ABOUT THIS TASK:
Exactly as written, return the entries below, minus any pictures.

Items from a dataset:
'''

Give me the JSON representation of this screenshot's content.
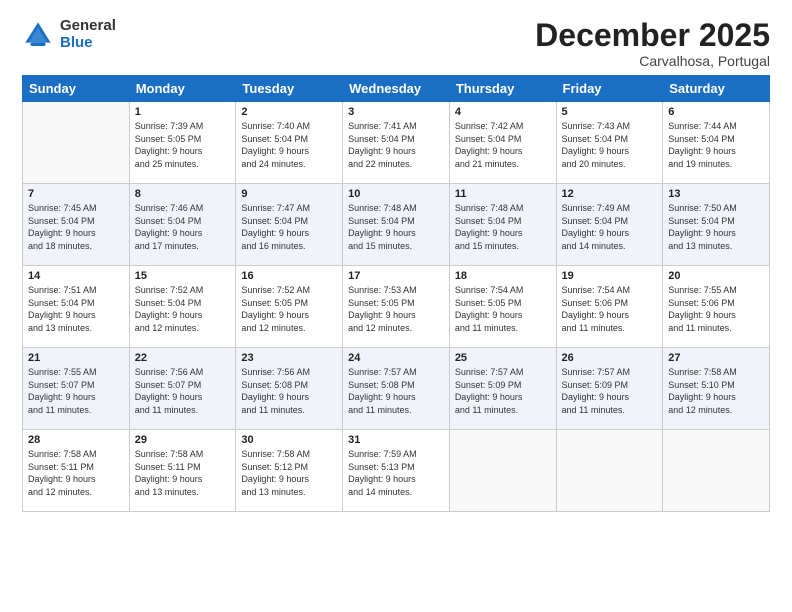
{
  "logo": {
    "general": "General",
    "blue": "Blue"
  },
  "header": {
    "month": "December 2025",
    "location": "Carvalhosa, Portugal"
  },
  "weekdays": [
    "Sunday",
    "Monday",
    "Tuesday",
    "Wednesday",
    "Thursday",
    "Friday",
    "Saturday"
  ],
  "weeks": [
    [
      {
        "day": "",
        "info": ""
      },
      {
        "day": "1",
        "info": "Sunrise: 7:39 AM\nSunset: 5:05 PM\nDaylight: 9 hours\nand 25 minutes."
      },
      {
        "day": "2",
        "info": "Sunrise: 7:40 AM\nSunset: 5:04 PM\nDaylight: 9 hours\nand 24 minutes."
      },
      {
        "day": "3",
        "info": "Sunrise: 7:41 AM\nSunset: 5:04 PM\nDaylight: 9 hours\nand 22 minutes."
      },
      {
        "day": "4",
        "info": "Sunrise: 7:42 AM\nSunset: 5:04 PM\nDaylight: 9 hours\nand 21 minutes."
      },
      {
        "day": "5",
        "info": "Sunrise: 7:43 AM\nSunset: 5:04 PM\nDaylight: 9 hours\nand 20 minutes."
      },
      {
        "day": "6",
        "info": "Sunrise: 7:44 AM\nSunset: 5:04 PM\nDaylight: 9 hours\nand 19 minutes."
      }
    ],
    [
      {
        "day": "7",
        "info": "Sunrise: 7:45 AM\nSunset: 5:04 PM\nDaylight: 9 hours\nand 18 minutes."
      },
      {
        "day": "8",
        "info": "Sunrise: 7:46 AM\nSunset: 5:04 PM\nDaylight: 9 hours\nand 17 minutes."
      },
      {
        "day": "9",
        "info": "Sunrise: 7:47 AM\nSunset: 5:04 PM\nDaylight: 9 hours\nand 16 minutes."
      },
      {
        "day": "10",
        "info": "Sunrise: 7:48 AM\nSunset: 5:04 PM\nDaylight: 9 hours\nand 15 minutes."
      },
      {
        "day": "11",
        "info": "Sunrise: 7:48 AM\nSunset: 5:04 PM\nDaylight: 9 hours\nand 15 minutes."
      },
      {
        "day": "12",
        "info": "Sunrise: 7:49 AM\nSunset: 5:04 PM\nDaylight: 9 hours\nand 14 minutes."
      },
      {
        "day": "13",
        "info": "Sunrise: 7:50 AM\nSunset: 5:04 PM\nDaylight: 9 hours\nand 13 minutes."
      }
    ],
    [
      {
        "day": "14",
        "info": "Sunrise: 7:51 AM\nSunset: 5:04 PM\nDaylight: 9 hours\nand 13 minutes."
      },
      {
        "day": "15",
        "info": "Sunrise: 7:52 AM\nSunset: 5:04 PM\nDaylight: 9 hours\nand 12 minutes."
      },
      {
        "day": "16",
        "info": "Sunrise: 7:52 AM\nSunset: 5:05 PM\nDaylight: 9 hours\nand 12 minutes."
      },
      {
        "day": "17",
        "info": "Sunrise: 7:53 AM\nSunset: 5:05 PM\nDaylight: 9 hours\nand 12 minutes."
      },
      {
        "day": "18",
        "info": "Sunrise: 7:54 AM\nSunset: 5:05 PM\nDaylight: 9 hours\nand 11 minutes."
      },
      {
        "day": "19",
        "info": "Sunrise: 7:54 AM\nSunset: 5:06 PM\nDaylight: 9 hours\nand 11 minutes."
      },
      {
        "day": "20",
        "info": "Sunrise: 7:55 AM\nSunset: 5:06 PM\nDaylight: 9 hours\nand 11 minutes."
      }
    ],
    [
      {
        "day": "21",
        "info": "Sunrise: 7:55 AM\nSunset: 5:07 PM\nDaylight: 9 hours\nand 11 minutes."
      },
      {
        "day": "22",
        "info": "Sunrise: 7:56 AM\nSunset: 5:07 PM\nDaylight: 9 hours\nand 11 minutes."
      },
      {
        "day": "23",
        "info": "Sunrise: 7:56 AM\nSunset: 5:08 PM\nDaylight: 9 hours\nand 11 minutes."
      },
      {
        "day": "24",
        "info": "Sunrise: 7:57 AM\nSunset: 5:08 PM\nDaylight: 9 hours\nand 11 minutes."
      },
      {
        "day": "25",
        "info": "Sunrise: 7:57 AM\nSunset: 5:09 PM\nDaylight: 9 hours\nand 11 minutes."
      },
      {
        "day": "26",
        "info": "Sunrise: 7:57 AM\nSunset: 5:09 PM\nDaylight: 9 hours\nand 11 minutes."
      },
      {
        "day": "27",
        "info": "Sunrise: 7:58 AM\nSunset: 5:10 PM\nDaylight: 9 hours\nand 12 minutes."
      }
    ],
    [
      {
        "day": "28",
        "info": "Sunrise: 7:58 AM\nSunset: 5:11 PM\nDaylight: 9 hours\nand 12 minutes."
      },
      {
        "day": "29",
        "info": "Sunrise: 7:58 AM\nSunset: 5:11 PM\nDaylight: 9 hours\nand 13 minutes."
      },
      {
        "day": "30",
        "info": "Sunrise: 7:58 AM\nSunset: 5:12 PM\nDaylight: 9 hours\nand 13 minutes."
      },
      {
        "day": "31",
        "info": "Sunrise: 7:59 AM\nSunset: 5:13 PM\nDaylight: 9 hours\nand 14 minutes."
      },
      {
        "day": "",
        "info": ""
      },
      {
        "day": "",
        "info": ""
      },
      {
        "day": "",
        "info": ""
      }
    ]
  ]
}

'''

YOUR SOLUTION:
Give me the JSON representation of this screenshot's content.
{
  "logo": {
    "general": "General",
    "blue": "Blue"
  },
  "header": {
    "month": "December 2025",
    "location": "Carvalhosa, Portugal"
  },
  "weekdays": [
    "Sunday",
    "Monday",
    "Tuesday",
    "Wednesday",
    "Thursday",
    "Friday",
    "Saturday"
  ],
  "weeks": [
    [
      {
        "day": "",
        "info": ""
      },
      {
        "day": "1",
        "info": "Sunrise: 7:39 AM\nSunset: 5:05 PM\nDaylight: 9 hours\nand 25 minutes."
      },
      {
        "day": "2",
        "info": "Sunrise: 7:40 AM\nSunset: 5:04 PM\nDaylight: 9 hours\nand 24 minutes."
      },
      {
        "day": "3",
        "info": "Sunrise: 7:41 AM\nSunset: 5:04 PM\nDaylight: 9 hours\nand 22 minutes."
      },
      {
        "day": "4",
        "info": "Sunrise: 7:42 AM\nSunset: 5:04 PM\nDaylight: 9 hours\nand 21 minutes."
      },
      {
        "day": "5",
        "info": "Sunrise: 7:43 AM\nSunset: 5:04 PM\nDaylight: 9 hours\nand 20 minutes."
      },
      {
        "day": "6",
        "info": "Sunrise: 7:44 AM\nSunset: 5:04 PM\nDaylight: 9 hours\nand 19 minutes."
      }
    ],
    [
      {
        "day": "7",
        "info": "Sunrise: 7:45 AM\nSunset: 5:04 PM\nDaylight: 9 hours\nand 18 minutes."
      },
      {
        "day": "8",
        "info": "Sunrise: 7:46 AM\nSunset: 5:04 PM\nDaylight: 9 hours\nand 17 minutes."
      },
      {
        "day": "9",
        "info": "Sunrise: 7:47 AM\nSunset: 5:04 PM\nDaylight: 9 hours\nand 16 minutes."
      },
      {
        "day": "10",
        "info": "Sunrise: 7:48 AM\nSunset: 5:04 PM\nDaylight: 9 hours\nand 15 minutes."
      },
      {
        "day": "11",
        "info": "Sunrise: 7:48 AM\nSunset: 5:04 PM\nDaylight: 9 hours\nand 15 minutes."
      },
      {
        "day": "12",
        "info": "Sunrise: 7:49 AM\nSunset: 5:04 PM\nDaylight: 9 hours\nand 14 minutes."
      },
      {
        "day": "13",
        "info": "Sunrise: 7:50 AM\nSunset: 5:04 PM\nDaylight: 9 hours\nand 13 minutes."
      }
    ],
    [
      {
        "day": "14",
        "info": "Sunrise: 7:51 AM\nSunset: 5:04 PM\nDaylight: 9 hours\nand 13 minutes."
      },
      {
        "day": "15",
        "info": "Sunrise: 7:52 AM\nSunset: 5:04 PM\nDaylight: 9 hours\nand 12 minutes."
      },
      {
        "day": "16",
        "info": "Sunrise: 7:52 AM\nSunset: 5:05 PM\nDaylight: 9 hours\nand 12 minutes."
      },
      {
        "day": "17",
        "info": "Sunrise: 7:53 AM\nSunset: 5:05 PM\nDaylight: 9 hours\nand 12 minutes."
      },
      {
        "day": "18",
        "info": "Sunrise: 7:54 AM\nSunset: 5:05 PM\nDaylight: 9 hours\nand 11 minutes."
      },
      {
        "day": "19",
        "info": "Sunrise: 7:54 AM\nSunset: 5:06 PM\nDaylight: 9 hours\nand 11 minutes."
      },
      {
        "day": "20",
        "info": "Sunrise: 7:55 AM\nSunset: 5:06 PM\nDaylight: 9 hours\nand 11 minutes."
      }
    ],
    [
      {
        "day": "21",
        "info": "Sunrise: 7:55 AM\nSunset: 5:07 PM\nDaylight: 9 hours\nand 11 minutes."
      },
      {
        "day": "22",
        "info": "Sunrise: 7:56 AM\nSunset: 5:07 PM\nDaylight: 9 hours\nand 11 minutes."
      },
      {
        "day": "23",
        "info": "Sunrise: 7:56 AM\nSunset: 5:08 PM\nDaylight: 9 hours\nand 11 minutes."
      },
      {
        "day": "24",
        "info": "Sunrise: 7:57 AM\nSunset: 5:08 PM\nDaylight: 9 hours\nand 11 minutes."
      },
      {
        "day": "25",
        "info": "Sunrise: 7:57 AM\nSunset: 5:09 PM\nDaylight: 9 hours\nand 11 minutes."
      },
      {
        "day": "26",
        "info": "Sunrise: 7:57 AM\nSunset: 5:09 PM\nDaylight: 9 hours\nand 11 minutes."
      },
      {
        "day": "27",
        "info": "Sunrise: 7:58 AM\nSunset: 5:10 PM\nDaylight: 9 hours\nand 12 minutes."
      }
    ],
    [
      {
        "day": "28",
        "info": "Sunrise: 7:58 AM\nSunset: 5:11 PM\nDaylight: 9 hours\nand 12 minutes."
      },
      {
        "day": "29",
        "info": "Sunrise: 7:58 AM\nSunset: 5:11 PM\nDaylight: 9 hours\nand 13 minutes."
      },
      {
        "day": "30",
        "info": "Sunrise: 7:58 AM\nSunset: 5:12 PM\nDaylight: 9 hours\nand 13 minutes."
      },
      {
        "day": "31",
        "info": "Sunrise: 7:59 AM\nSunset: 5:13 PM\nDaylight: 9 hours\nand 14 minutes."
      },
      {
        "day": "",
        "info": ""
      },
      {
        "day": "",
        "info": ""
      },
      {
        "day": "",
        "info": ""
      }
    ]
  ]
}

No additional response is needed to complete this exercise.